Asian equities rose cautiously on Monday as US stock futures posted early gains, although investors were wary of bearish surprises in a series of Chinese economic data to come out later.
Annual growth in retail sales, industrial production and urban investment is expected to slow further in October, partly due to pandemic restrictions and tensions in the real estate market.
Commonwealth Bank of Australia economists argued that there was a chance the People’s Bank of China would cut bank reserve requirements (RRR) this week to support activity.
“We estimate that a 50 basis point cut in RRR could free up CNY 1 billion of cash,” they said in a statement. “In our view, moderate easing measures can help meet funding requirements for real estate developers and offset downside risks to the economy.”
Elsewhere, the United Nations climate conference in Scotland managed to strike a deal on emissions, but only by watering down the commitment to phase out coal.
The broader index of Asia Pacific stocks outside Japan of US financial company MSCI rose 0.1 percent after rising late last week.
Japan’s Nikkei gained 0.7 percent as data showing economic activity shrank more than expected in the third quarter only reinforced the reasons for aggressive fiscal stimulus.
Wall Street slowed last week to break through a string of gains, even though the major indices were only a shadow from their all-time highs. S&P 500 futures stabilized at 0.2 percent in early trading Monday, while Nasdaq futures gained 0.3 percent.
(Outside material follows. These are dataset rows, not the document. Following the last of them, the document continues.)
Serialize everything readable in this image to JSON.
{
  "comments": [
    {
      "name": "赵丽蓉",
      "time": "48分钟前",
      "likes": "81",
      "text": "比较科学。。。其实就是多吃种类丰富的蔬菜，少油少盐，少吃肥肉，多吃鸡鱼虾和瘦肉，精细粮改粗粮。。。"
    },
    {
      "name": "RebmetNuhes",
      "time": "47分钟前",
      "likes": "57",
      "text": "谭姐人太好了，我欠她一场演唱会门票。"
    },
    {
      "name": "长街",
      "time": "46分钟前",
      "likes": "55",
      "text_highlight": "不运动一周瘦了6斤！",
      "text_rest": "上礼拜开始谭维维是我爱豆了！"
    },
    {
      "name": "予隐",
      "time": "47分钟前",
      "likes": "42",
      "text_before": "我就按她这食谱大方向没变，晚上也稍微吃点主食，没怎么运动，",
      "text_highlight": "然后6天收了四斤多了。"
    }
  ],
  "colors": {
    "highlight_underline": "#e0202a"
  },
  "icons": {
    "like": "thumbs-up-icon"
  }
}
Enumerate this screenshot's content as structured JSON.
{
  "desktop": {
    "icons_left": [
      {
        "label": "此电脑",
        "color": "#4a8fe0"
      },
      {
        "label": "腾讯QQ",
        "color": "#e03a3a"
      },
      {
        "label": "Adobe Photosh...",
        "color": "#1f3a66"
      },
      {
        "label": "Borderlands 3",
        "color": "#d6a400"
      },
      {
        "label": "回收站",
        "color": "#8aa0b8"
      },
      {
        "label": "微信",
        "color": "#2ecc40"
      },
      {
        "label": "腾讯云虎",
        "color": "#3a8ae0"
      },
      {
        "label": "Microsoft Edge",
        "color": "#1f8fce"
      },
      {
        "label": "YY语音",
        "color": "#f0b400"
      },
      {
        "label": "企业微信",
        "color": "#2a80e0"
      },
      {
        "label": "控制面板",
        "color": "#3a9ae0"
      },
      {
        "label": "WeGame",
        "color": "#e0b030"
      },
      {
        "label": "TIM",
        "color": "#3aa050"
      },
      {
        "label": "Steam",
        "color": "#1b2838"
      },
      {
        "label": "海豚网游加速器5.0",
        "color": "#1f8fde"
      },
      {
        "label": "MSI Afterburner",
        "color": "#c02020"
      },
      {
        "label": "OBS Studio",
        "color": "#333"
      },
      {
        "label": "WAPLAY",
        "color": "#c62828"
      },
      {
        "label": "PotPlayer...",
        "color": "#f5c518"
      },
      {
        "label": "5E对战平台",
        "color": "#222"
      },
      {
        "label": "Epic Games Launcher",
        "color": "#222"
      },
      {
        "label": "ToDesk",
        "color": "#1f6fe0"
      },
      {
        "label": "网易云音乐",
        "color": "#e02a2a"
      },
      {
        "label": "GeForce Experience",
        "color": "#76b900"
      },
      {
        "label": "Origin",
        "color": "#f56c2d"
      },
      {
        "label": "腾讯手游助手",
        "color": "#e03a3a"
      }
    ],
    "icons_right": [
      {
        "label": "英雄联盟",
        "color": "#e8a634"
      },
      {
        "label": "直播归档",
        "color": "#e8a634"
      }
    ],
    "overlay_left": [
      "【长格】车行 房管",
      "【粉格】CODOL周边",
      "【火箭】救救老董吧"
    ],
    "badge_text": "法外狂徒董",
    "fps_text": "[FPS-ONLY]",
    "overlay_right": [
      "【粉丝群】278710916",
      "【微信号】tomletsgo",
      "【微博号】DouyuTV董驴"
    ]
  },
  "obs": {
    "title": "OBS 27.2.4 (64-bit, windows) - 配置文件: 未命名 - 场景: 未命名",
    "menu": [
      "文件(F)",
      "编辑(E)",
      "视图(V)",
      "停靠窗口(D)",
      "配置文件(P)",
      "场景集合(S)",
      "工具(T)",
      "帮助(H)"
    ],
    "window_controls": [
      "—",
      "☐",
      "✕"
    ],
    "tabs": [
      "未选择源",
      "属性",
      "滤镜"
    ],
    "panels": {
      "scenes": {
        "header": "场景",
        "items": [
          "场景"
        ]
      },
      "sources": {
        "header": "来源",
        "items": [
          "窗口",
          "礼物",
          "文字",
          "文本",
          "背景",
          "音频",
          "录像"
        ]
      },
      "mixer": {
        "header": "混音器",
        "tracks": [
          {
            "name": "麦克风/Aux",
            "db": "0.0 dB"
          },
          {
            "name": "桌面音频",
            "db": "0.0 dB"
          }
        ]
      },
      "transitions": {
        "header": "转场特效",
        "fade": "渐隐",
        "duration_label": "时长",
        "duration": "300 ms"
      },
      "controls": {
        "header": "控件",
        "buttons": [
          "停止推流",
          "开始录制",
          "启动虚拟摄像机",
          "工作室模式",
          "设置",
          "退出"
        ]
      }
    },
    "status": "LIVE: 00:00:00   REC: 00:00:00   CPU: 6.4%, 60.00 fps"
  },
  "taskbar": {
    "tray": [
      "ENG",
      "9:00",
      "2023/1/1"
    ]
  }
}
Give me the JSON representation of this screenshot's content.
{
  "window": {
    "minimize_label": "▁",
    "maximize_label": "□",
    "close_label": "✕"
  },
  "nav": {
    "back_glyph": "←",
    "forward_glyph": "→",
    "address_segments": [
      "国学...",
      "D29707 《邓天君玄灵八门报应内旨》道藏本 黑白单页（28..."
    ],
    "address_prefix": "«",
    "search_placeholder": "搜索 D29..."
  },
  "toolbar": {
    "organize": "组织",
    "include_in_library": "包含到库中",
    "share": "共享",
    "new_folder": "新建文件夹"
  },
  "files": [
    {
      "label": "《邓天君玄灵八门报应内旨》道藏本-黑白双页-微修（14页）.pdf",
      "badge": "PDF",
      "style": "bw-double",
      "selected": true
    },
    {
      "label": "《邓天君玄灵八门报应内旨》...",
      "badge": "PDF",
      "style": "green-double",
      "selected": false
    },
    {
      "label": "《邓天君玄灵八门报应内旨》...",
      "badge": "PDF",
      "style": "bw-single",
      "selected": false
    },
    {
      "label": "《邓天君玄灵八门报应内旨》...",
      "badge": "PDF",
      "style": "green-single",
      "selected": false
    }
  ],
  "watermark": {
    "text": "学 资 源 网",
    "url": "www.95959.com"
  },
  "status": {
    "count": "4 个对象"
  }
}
A key release to watch this week will be Tuesday’s U.S. retail sales for any effect from the decline in consumer confidence to the 10-year low reported in November as people worried about higher prices. especially for petrol.
There are also doubts as to whether firms have the pricing power to maintain margins in the face of rising costs.
Analysts at Bank of America (BofA) noted that 75% of US companies exceeded earnings estimates in the last reporting season, but forecasts for the fourth quarter were only flat, shattering over a year of rising expectations. .
The gloomy poll helped Treasuries stabilize somewhat, but yields still rose an impressive 11 basis points for the week as the market priced in greater risk of an anticipated Federal Reserve tightening.
BofA economist Ethan Harris suspects the market has not yet priced enough, as the initial high level of inflation means rates need to rise more to reach neutrality.
“If inflation remains high and exceeds its expected breach, the Fed will have to become much more aggressive and either accept a market correction or induce it deliberately,” Harris warns.
The higher US yields combined with general risk aversion in favor of the dollar, which boasted its best week in nearly three months. Against a basket of currencies, the dollar was stuck at 95.120, just off its high since July 2020.
It was holding at 113.99 yen, preparing for another challenge from the October high at 114.69.
The euro looked vulnerable at $ 1.1442, after falling significantly lower last week.
“Covid infection curves moving in the wrong direction are part of the reason as new restrictions are being imposed in Austria and the Netherlands,” said Ray Attrill, head of FX strategy at National Australia Bank.
“The implications or both growth and policy of the ECB are not being lost on the currency markets.”
European Central Bank President Christine Lagarde will appear before the European Parliament on Monday.
Inflation concerns kept gold demand at $ 1,865 an ounce after posting its largest weekly gain since May.
Oil prices had a tougher week, hit by a strengthening dollar and speculation that President Joe Biden’s administration might release oil from the US Strategic Petroleum Reserve.
Earlier on Monday, Brent bounced 21 cents to $ 82.38 a barrel, while US crude oil gained 28 cents to $ 81.07.